On Thursday, Pfizer announced that it is developing a coronavirus "booster'' shot to specifically target the Delta variant of COVID-19. To date, Delta has spread to nearly 100 countries. The company, along with BioTech, is set to begin clinical trials of the third vaccine shot in August, according to a report from The New York Times. If approved, the booster would be given six months after the second COVID vaccination shot.
While the two-shot Pfizer vaccine is over 90% effective against the coronavirus, one peer-reviewed study published in France found that the Delta variant may be able to "evade some of the neutralizing antibodies produced by vaccines or by a natural infection."
Pfizer, which stands to make $26 billion this year for the development of their COVID-19 vaccination, claimed in a news release that while their two-shot vaccine is efficient, the level of efficacy may decrease over time, making a booster shot necessary in order to fend off potential variants.
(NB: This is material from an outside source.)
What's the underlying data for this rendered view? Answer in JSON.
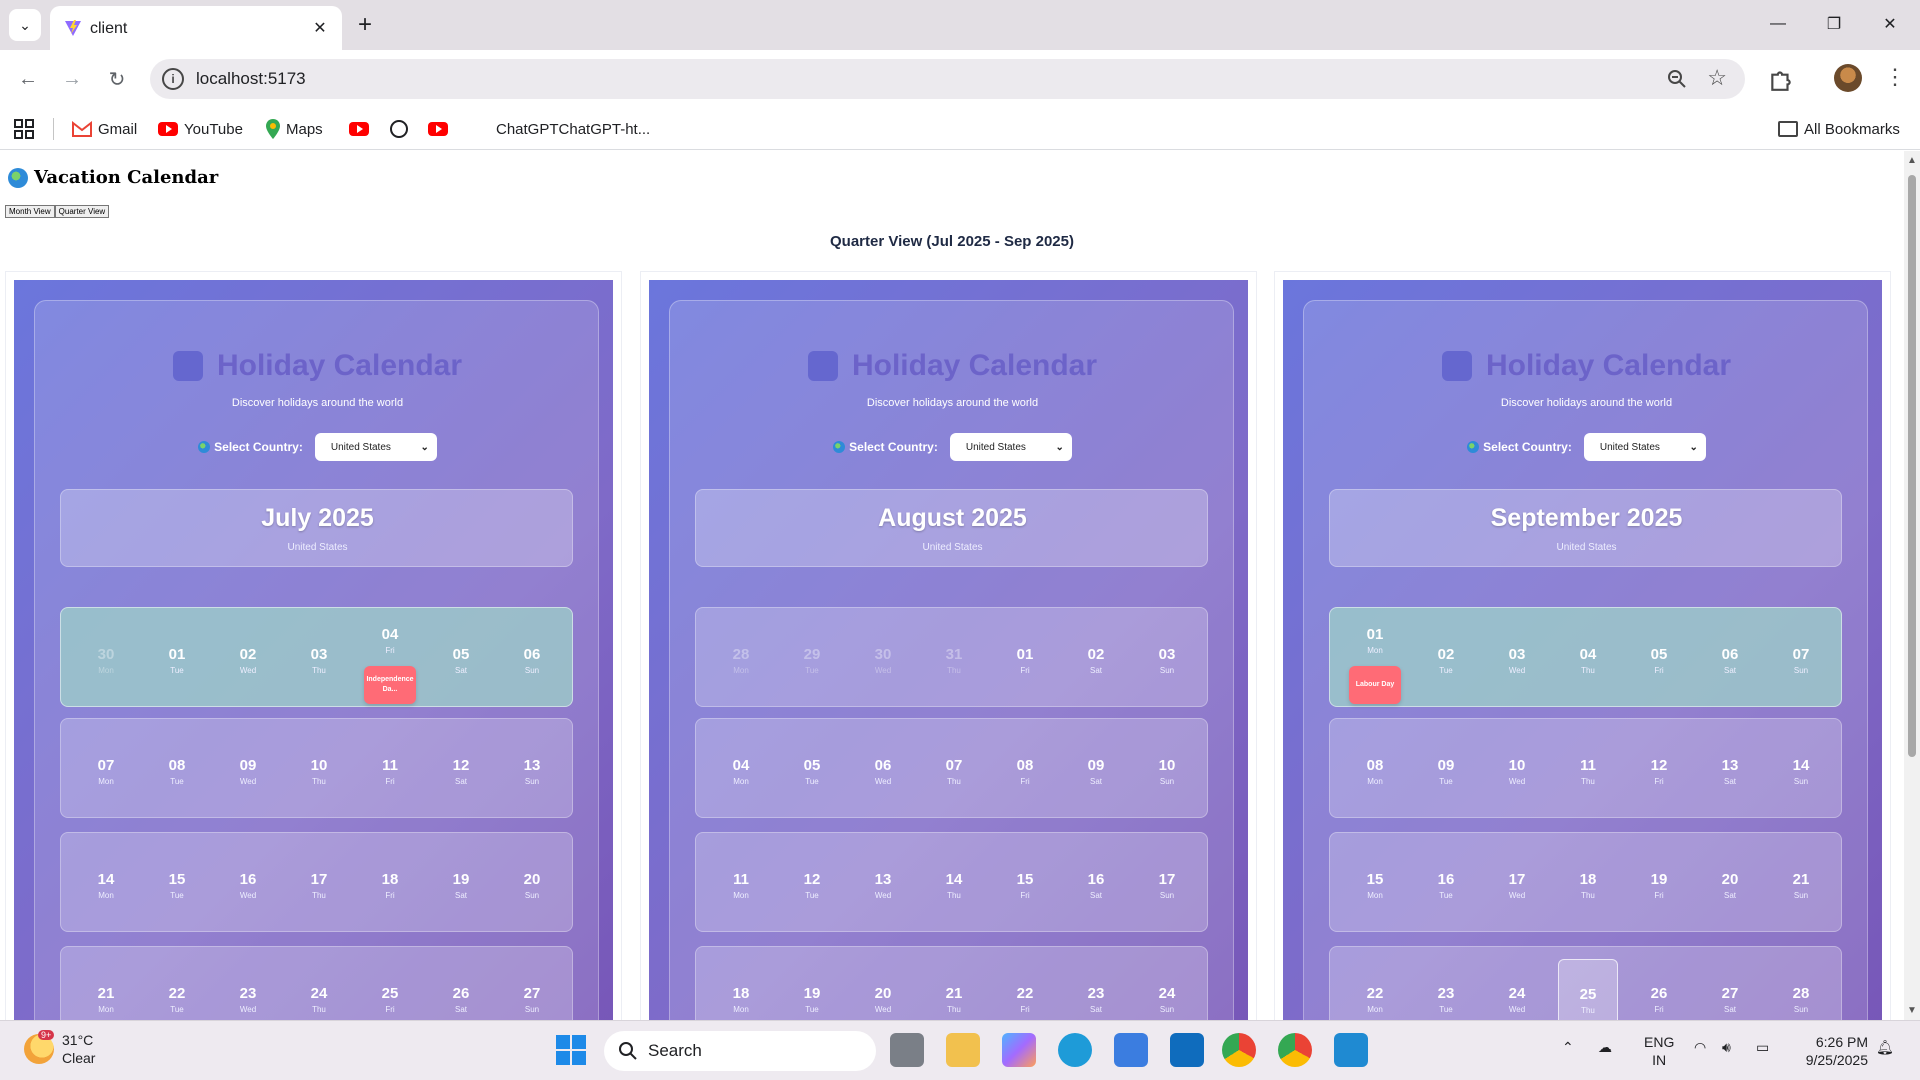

But many medical professionals are questioning the company's decision to go forward with a third-vaccination shot development. "There's really no indication for a third booster or a third dose of an mRNA vaccine, given the variants that we have circulating at this time," Dr. Céline Gounder, an infectious disease specialist at Bellevue Hospital Center in New York, told The Times in the same report. "In fact, many of us question whether you will ever need boosters." One June 2021 study found that both the Pfizer and the Moderna vaccines may protect a person from coronavirus for years.
The World Health Organization (WHO), like Gounder, also disagrees with Pfizer's bid for a booster. In a statement to CNN, WHO said, "We don't know whether booster vaccines will be needed to maintain protection against COVID-19 until additional data is collected." The organization added that there's "limited data available on how long the protection from current doses lasts and whether an additional booster dose would be beneficial and for whom."
Mixed messaging regarding COVID-19 vaccinations has played a role in people choosing not to get vaccinated. President Joe Biden missed his vaccination goal of having at least 70% of Americans vaccinated by July 4, forcing him to double down on his vaccination messaging efforts. But the goal wasn't missed because of a lack of access to vaccinations; rather, a large sum of Americans are choosing not to get vaccinated. Meanwhile, countries experiencing COVID-surges are simultaneously experiencing vaccine shortages.
The Delta variant is said to be twice as contagious as the novel coronavirus and has caused major outbreaks in India, Britain, and Europe. Recently, COVID cases and hospitalizations have risen in the United States, though it's unclear if it's due to the Delta variant or low vaccination numbers and states re-opening. A new study released by Yale University and the Commonwealth Fund, however, found that there has been a rise in Delta variant cases among people who are not vaccinated.
"Our fight against this virus is not over. Right now, as I speak to you, millions of Americans are still unvaccinated and unprotected. And because of that, their communities are at risk, their friends are at risk, the people that they care about are at risk," Biden said on July 6. "This is an even bigger concern because of the Delta variant."